What the exercise asks:
All entries must be repeated exactly. No picture should appear in the result.

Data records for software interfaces
------------------------------------------------

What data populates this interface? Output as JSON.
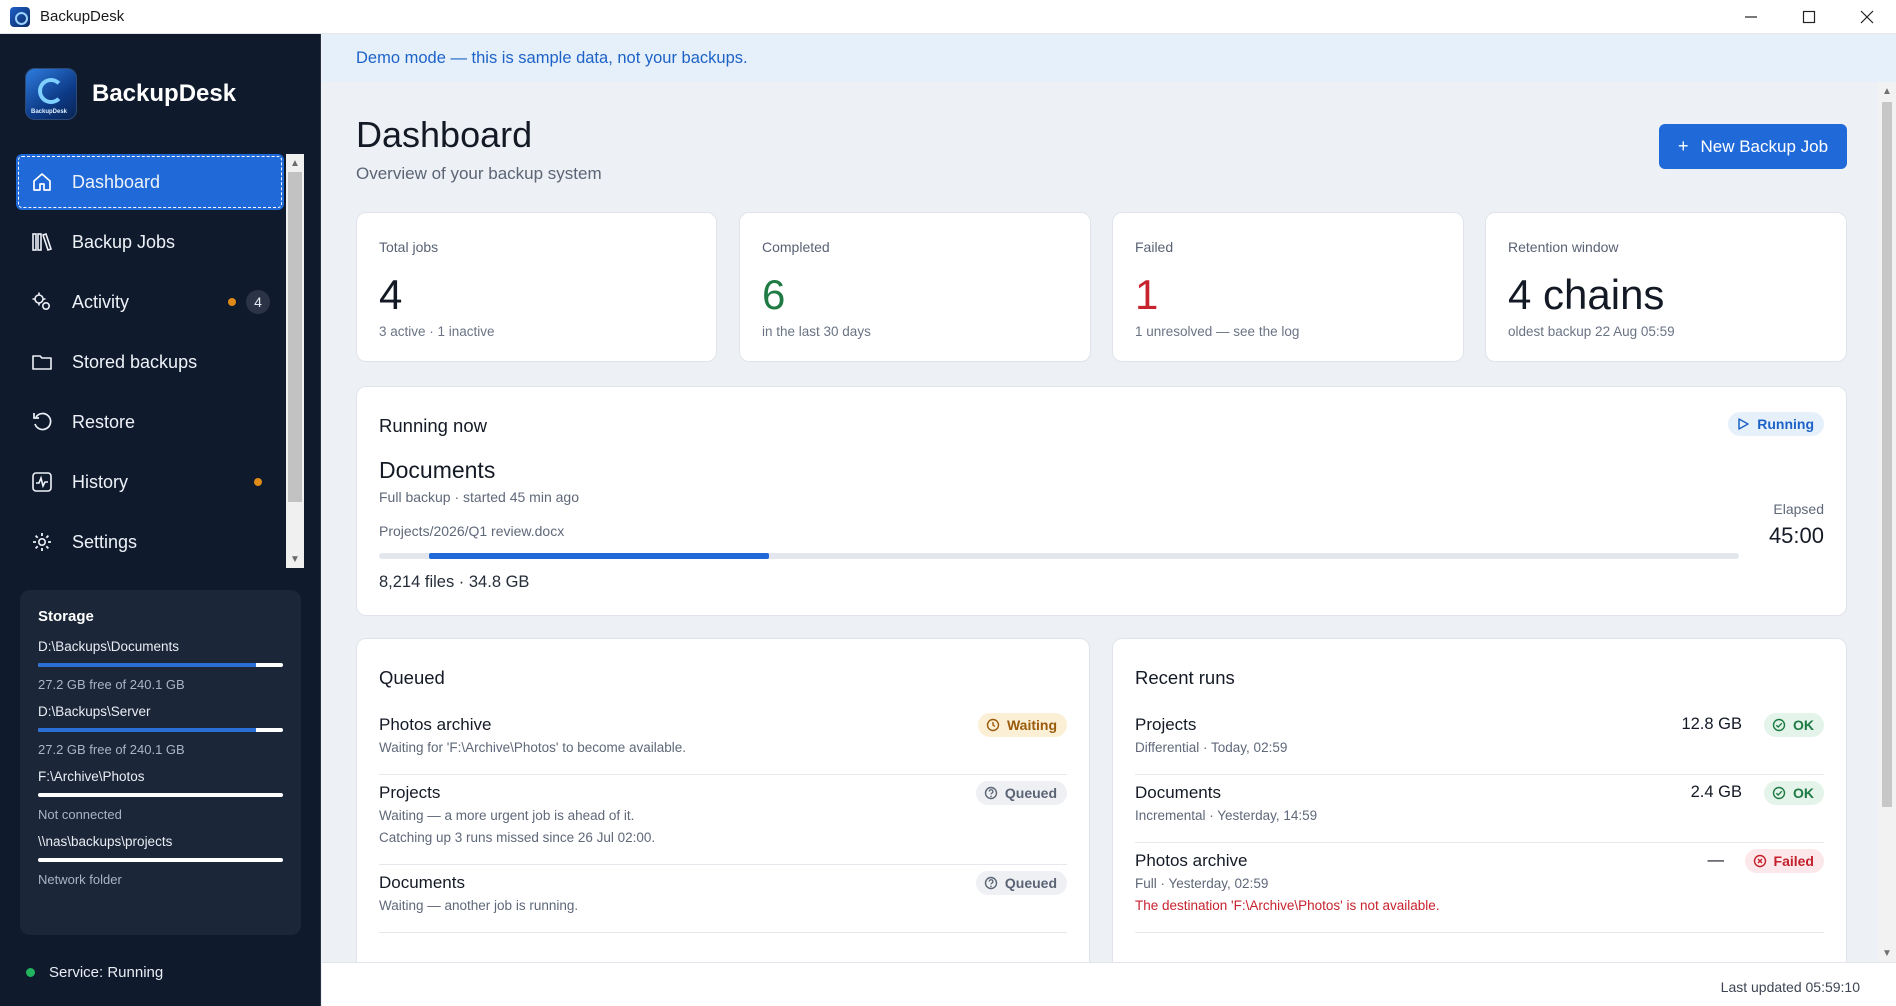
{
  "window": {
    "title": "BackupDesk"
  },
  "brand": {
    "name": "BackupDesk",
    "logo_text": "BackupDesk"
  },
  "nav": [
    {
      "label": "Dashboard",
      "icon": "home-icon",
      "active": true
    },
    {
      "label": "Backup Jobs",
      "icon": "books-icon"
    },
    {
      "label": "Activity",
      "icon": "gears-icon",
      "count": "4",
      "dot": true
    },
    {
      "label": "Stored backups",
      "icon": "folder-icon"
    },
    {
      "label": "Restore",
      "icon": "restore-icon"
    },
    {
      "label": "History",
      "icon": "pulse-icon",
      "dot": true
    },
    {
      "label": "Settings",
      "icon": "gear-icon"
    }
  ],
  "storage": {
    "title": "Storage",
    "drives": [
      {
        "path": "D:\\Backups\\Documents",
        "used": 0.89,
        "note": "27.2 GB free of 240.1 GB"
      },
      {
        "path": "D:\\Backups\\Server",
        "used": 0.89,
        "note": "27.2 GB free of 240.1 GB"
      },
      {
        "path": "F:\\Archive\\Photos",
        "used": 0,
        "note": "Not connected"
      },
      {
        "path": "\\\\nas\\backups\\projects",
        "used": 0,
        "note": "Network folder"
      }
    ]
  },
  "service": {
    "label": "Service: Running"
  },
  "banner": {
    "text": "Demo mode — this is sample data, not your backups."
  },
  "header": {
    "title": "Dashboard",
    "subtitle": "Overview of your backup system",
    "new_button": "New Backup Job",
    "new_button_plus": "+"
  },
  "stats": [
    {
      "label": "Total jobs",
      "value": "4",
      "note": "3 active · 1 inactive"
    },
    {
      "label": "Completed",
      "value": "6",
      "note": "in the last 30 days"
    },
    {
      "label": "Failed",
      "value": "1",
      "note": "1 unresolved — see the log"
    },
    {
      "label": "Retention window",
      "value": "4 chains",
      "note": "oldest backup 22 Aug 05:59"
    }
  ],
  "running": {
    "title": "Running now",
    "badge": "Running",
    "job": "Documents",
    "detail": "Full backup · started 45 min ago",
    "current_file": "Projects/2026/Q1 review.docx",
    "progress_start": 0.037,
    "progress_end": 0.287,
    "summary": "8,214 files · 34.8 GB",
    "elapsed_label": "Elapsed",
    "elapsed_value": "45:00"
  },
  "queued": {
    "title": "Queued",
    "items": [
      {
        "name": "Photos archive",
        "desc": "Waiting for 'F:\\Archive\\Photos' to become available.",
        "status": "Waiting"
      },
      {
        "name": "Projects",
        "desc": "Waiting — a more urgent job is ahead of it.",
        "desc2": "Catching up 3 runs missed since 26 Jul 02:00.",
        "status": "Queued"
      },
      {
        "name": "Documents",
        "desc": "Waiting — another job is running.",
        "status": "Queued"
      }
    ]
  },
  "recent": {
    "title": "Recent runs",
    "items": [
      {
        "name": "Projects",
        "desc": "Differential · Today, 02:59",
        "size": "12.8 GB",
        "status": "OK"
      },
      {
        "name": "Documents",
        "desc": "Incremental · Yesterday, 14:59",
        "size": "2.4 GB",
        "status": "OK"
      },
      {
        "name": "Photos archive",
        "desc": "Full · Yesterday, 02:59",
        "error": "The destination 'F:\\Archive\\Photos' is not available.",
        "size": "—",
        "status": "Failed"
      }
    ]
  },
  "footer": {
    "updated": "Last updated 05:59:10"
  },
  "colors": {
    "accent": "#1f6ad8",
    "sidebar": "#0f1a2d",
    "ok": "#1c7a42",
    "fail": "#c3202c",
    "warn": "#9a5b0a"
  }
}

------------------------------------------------

Task result:
What data populates this interface? Output as JSON.
{
  "window": {
    "title": "BackupDesk"
  },
  "brand": {
    "name": "BackupDesk",
    "logo_text": "BackupDesk"
  },
  "nav": [
    {
      "label": "Dashboard",
      "icon": "home-icon",
      "active": true
    },
    {
      "label": "Backup Jobs",
      "icon": "books-icon"
    },
    {
      "label": "Activity",
      "icon": "gears-icon",
      "count": "4",
      "dot": true
    },
    {
      "label": "Stored backups",
      "icon": "folder-icon"
    },
    {
      "label": "Restore",
      "icon": "restore-icon"
    },
    {
      "label": "History",
      "icon": "pulse-icon",
      "dot": true
    },
    {
      "label": "Settings",
      "icon": "gear-icon"
    }
  ],
  "storage": {
    "title": "Storage",
    "drives": [
      {
        "path": "D:\\Backups\\Documents",
        "used": 0.89,
        "note": "27.2 GB free of 240.1 GB"
      },
      {
        "path": "D:\\Backups\\Server",
        "used": 0.89,
        "note": "27.2 GB free of 240.1 GB"
      },
      {
        "path": "F:\\Archive\\Photos",
        "used": 0,
        "note": "Not connected"
      },
      {
        "path": "\\\\nas\\backups\\projects",
        "used": 0,
        "note": "Network folder"
      }
    ]
  },
  "service": {
    "label": "Service: Running"
  },
  "banner": {
    "text": "Demo mode — this is sample data, not your backups."
  },
  "header": {
    "title": "Dashboard",
    "subtitle": "Overview of your backup system",
    "new_button": "New Backup Job",
    "new_button_plus": "+"
  },
  "stats": [
    {
      "label": "Total jobs",
      "value": "4",
      "note": "3 active · 1 inactive"
    },
    {
      "label": "Completed",
      "value": "6",
      "note": "in the last 30 days"
    },
    {
      "label": "Failed",
      "value": "1",
      "note": "1 unresolved — see the log"
    },
    {
      "label": "Retention window",
      "value": "4 chains",
      "note": "oldest backup 22 Aug 05:59"
    }
  ],
  "running": {
    "title": "Running now",
    "badge": "Running",
    "job": "Documents",
    "detail": "Full backup · started 45 min ago",
    "current_file": "Projects/2026/Q1 review.docx",
    "progress_start": 0.037,
    "progress_end": 0.287,
    "summary": "8,214 files · 34.8 GB",
    "elapsed_label": "Elapsed",
    "elapsed_value": "45:00"
  },
  "queued": {
    "title": "Queued",
    "items": [
      {
        "name": "Photos archive",
        "desc": "Waiting for 'F:\\Archive\\Photos' to become available.",
        "status": "Waiting"
      },
      {
        "name": "Projects",
        "desc": "Waiting — a more urgent job is ahead of it.",
        "desc2": "Catching up 3 runs missed since 26 Jul 02:00.",
        "status": "Queued"
      },
      {
        "name": "Documents",
        "desc": "Waiting — another job is running.",
        "status": "Queued"
      }
    ]
  },
  "recent": {
    "title": "Recent runs",
    "items": [
      {
        "name": "Projects",
        "desc": "Differential · Today, 02:59",
        "size": "12.8 GB",
        "status": "OK"
      },
      {
        "name": "Documents",
        "desc": "Incremental · Yesterday, 14:59",
        "size": "2.4 GB",
        "status": "OK"
      },
      {
        "name": "Photos archive",
        "desc": "Full · Yesterday, 02:59",
        "error": "The destination 'F:\\Archive\\Photos' is not available.",
        "size": "—",
        "status": "Failed"
      }
    ]
  },
  "footer": {
    "updated": "Last updated 05:59:10"
  },
  "colors": {
    "accent": "#1f6ad8",
    "sidebar": "#0f1a2d",
    "ok": "#1c7a42",
    "fail": "#c3202c",
    "warn": "#9a5b0a"
  }
}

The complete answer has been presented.